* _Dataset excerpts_

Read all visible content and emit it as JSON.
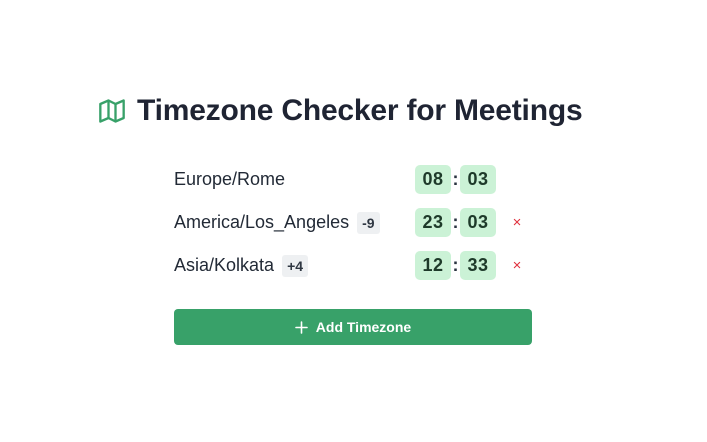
{
  "header": {
    "icon": "map-icon",
    "title": "Timezone Checker for Meetings",
    "accent_color": "#38a169"
  },
  "timezones": [
    {
      "name": "Europe/Rome",
      "offset": "",
      "hours": "08",
      "minutes": "03",
      "removable": false
    },
    {
      "name": "America/Los_Angeles",
      "offset": "-9",
      "hours": "23",
      "minutes": "03",
      "removable": true
    },
    {
      "name": "Asia/Kolkata",
      "offset": "+4",
      "hours": "12",
      "minutes": "33",
      "removable": true
    }
  ],
  "time_separator": ":",
  "remove_symbol": "×",
  "add_button": {
    "icon": "plus-icon",
    "label": "Add Timezone",
    "color": "#38a169"
  }
}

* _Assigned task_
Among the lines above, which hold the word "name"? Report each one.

* _Task response_
      "name": "Europe/Rome",
      "name": "America/Los_Angeles",
      "name": "Asia/Kolkata",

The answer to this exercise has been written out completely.